The aim of this paper is to prepare an article for a UK company that has operations in the Czech Republic describing the effects on the company of the Czech Republic's admission into the Union.

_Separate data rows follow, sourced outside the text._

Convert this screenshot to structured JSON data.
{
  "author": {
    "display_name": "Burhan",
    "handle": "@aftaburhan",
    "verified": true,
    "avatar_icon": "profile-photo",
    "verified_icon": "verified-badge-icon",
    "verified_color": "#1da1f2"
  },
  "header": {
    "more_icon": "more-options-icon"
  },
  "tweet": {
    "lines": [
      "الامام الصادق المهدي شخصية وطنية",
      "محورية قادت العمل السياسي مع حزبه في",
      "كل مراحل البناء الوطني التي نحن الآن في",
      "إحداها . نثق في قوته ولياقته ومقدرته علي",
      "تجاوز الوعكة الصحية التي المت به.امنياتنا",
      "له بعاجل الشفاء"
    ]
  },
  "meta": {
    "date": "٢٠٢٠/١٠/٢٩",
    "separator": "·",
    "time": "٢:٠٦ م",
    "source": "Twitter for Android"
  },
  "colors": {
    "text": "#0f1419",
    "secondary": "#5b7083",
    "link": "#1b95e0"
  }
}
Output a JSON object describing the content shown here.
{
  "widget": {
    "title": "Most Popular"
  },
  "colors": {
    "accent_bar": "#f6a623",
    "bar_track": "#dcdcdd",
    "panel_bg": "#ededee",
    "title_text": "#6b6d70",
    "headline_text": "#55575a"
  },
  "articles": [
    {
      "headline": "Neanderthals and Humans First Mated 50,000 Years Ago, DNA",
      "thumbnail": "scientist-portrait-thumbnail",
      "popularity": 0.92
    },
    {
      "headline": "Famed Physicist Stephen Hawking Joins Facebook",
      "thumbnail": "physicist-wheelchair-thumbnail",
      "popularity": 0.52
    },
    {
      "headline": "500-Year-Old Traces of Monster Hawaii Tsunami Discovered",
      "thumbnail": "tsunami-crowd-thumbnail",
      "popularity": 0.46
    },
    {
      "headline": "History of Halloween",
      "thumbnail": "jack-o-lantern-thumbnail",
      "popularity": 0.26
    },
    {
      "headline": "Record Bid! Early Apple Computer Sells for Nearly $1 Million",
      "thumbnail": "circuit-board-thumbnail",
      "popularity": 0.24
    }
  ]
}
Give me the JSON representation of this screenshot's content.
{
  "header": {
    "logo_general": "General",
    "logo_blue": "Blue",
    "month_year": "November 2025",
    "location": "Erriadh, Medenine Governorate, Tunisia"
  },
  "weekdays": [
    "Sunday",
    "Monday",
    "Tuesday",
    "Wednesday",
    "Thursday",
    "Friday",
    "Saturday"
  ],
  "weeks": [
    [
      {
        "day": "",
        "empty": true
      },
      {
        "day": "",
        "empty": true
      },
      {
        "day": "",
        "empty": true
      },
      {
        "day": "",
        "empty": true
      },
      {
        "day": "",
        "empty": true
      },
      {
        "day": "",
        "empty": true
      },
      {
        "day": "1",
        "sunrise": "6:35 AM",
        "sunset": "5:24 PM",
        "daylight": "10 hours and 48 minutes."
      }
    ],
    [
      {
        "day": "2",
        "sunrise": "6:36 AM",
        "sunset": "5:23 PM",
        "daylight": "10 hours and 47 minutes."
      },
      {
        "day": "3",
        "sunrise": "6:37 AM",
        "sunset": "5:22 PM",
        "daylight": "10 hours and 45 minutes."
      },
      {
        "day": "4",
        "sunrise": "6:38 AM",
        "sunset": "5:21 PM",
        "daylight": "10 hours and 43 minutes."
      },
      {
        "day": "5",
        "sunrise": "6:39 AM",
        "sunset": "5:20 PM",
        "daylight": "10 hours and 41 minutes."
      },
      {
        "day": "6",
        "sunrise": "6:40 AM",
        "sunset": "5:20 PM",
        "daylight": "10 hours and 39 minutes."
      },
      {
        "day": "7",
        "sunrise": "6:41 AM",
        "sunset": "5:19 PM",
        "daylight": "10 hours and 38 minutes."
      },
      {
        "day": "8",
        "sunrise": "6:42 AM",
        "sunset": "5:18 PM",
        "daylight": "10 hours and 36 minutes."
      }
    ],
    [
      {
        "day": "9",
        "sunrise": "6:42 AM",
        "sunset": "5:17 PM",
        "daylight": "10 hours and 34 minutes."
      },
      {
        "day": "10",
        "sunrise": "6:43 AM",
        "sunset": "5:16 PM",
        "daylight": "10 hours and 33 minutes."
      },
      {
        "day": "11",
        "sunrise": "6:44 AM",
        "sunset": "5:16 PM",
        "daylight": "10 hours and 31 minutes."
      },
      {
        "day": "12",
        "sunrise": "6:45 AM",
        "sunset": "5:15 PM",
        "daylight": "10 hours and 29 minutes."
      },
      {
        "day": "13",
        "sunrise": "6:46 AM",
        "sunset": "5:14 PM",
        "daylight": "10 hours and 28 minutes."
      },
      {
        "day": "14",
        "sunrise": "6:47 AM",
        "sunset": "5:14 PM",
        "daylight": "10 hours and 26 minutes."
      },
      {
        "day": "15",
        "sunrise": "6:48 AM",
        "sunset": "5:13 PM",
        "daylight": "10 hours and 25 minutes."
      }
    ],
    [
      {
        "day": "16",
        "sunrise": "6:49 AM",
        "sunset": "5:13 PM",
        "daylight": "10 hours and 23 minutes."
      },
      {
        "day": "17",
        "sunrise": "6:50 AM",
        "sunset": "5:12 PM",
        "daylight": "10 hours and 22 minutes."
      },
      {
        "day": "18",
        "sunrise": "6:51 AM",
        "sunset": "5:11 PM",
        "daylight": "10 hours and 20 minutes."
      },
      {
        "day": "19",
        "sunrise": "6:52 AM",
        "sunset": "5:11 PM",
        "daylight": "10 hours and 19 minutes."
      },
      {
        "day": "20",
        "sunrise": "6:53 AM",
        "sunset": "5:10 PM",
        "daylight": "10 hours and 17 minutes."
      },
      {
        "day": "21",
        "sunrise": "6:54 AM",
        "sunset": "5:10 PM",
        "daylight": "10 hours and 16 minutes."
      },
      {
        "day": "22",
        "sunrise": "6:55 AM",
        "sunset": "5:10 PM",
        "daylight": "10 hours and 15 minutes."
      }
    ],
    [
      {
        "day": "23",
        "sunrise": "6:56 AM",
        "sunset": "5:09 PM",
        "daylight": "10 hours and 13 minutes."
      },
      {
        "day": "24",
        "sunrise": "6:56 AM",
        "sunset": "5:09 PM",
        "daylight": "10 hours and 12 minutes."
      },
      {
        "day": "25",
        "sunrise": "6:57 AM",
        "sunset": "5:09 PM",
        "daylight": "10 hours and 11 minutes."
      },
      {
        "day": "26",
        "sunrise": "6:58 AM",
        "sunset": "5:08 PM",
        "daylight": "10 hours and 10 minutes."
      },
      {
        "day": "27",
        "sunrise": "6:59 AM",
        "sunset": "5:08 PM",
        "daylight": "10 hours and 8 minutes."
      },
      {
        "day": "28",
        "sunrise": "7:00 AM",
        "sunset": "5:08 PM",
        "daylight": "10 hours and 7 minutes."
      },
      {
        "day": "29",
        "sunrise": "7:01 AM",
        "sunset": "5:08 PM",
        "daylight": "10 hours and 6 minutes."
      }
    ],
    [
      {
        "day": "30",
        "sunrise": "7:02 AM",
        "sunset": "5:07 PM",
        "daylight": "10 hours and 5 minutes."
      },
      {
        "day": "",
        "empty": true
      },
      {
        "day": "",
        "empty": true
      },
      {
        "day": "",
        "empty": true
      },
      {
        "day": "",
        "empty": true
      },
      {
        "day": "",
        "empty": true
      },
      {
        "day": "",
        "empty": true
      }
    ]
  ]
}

The rest of the paper is organised as follows: Section 2 describes the European Union how the admission of the Czech Republic into the Union has affected our chosen company, Section 3 presents a syllabus of the main points to be included in the article and Section 4 is a presentation of the article as it will be published in the companies periodicals.
The European Union was formally established in 1992 by the Maastricht Treaty (Palmowski, 2003). The Maastricht treaty brought together the 3 pillars including: the European Community (EC) whose decisions were governed by the European Commission, the European Council and the European Parliament and guarded by the European Court of Justice; the Common Foreign and Security Policy, which is determined on the basis of intergovernmental cooperation in the European Council alone; Justice and Home Affairs. (Palmowski, 2003).
The European Union was formed as a continuation of the process to promote an economic and political Union in Europe which began with the formation of the European Community after the Second World War. (Palmowski, 2003). In addition, in the 1980s, Europe became more concern about the internationalisation and globalisation of trade and politics in which small European States could only have an influential voice if they acted in coordination with each other. (Palmowski, 2003).
The European Union originally comprised 12 Nations including Belgium, Denmark, Greece, Ireland, Italy, Luxembourg, the Netherlands, Portugal, Spain, and the UK who were joined by Austria, Sweden, and Finland in 1995 and by Cyprus, the Czech Republic, Estonia, Hungary, Latvia, Lithuania, Malta, Poland, Slovakia, and Slovenia in May 2004. (Law, 2006)
According to Davies et al. (1996), the Czech Republic alongside Hungary and Poland has been on the forefront of reform and the transition to a market economy. It has achieved a high level of success in its transformation to a market economy, putting in place the infrastructure for business and its legal framework. (Davies et al, 1996). In addition, It has succeeded in transferring a relatively large portion of its industry to the private sector. It also offers a stable environment for doing business. (Davies et al, 1996).
3. Sylabuss of the Main Points to Be Included in the Article.
Following from above, a company that has business relationships with companies in the Czech Republic is likely to have a very successful business given that the Czech Republic is currently providing a very promising and encouraging business environment for companies operating in the Czech Republic.
According to Keiron Root, the Czech Republic is currently offering competitive advantage to companies operating there resulting from low wage levels, flexible labour relations, and relatively low inflation. The latter inplies that companies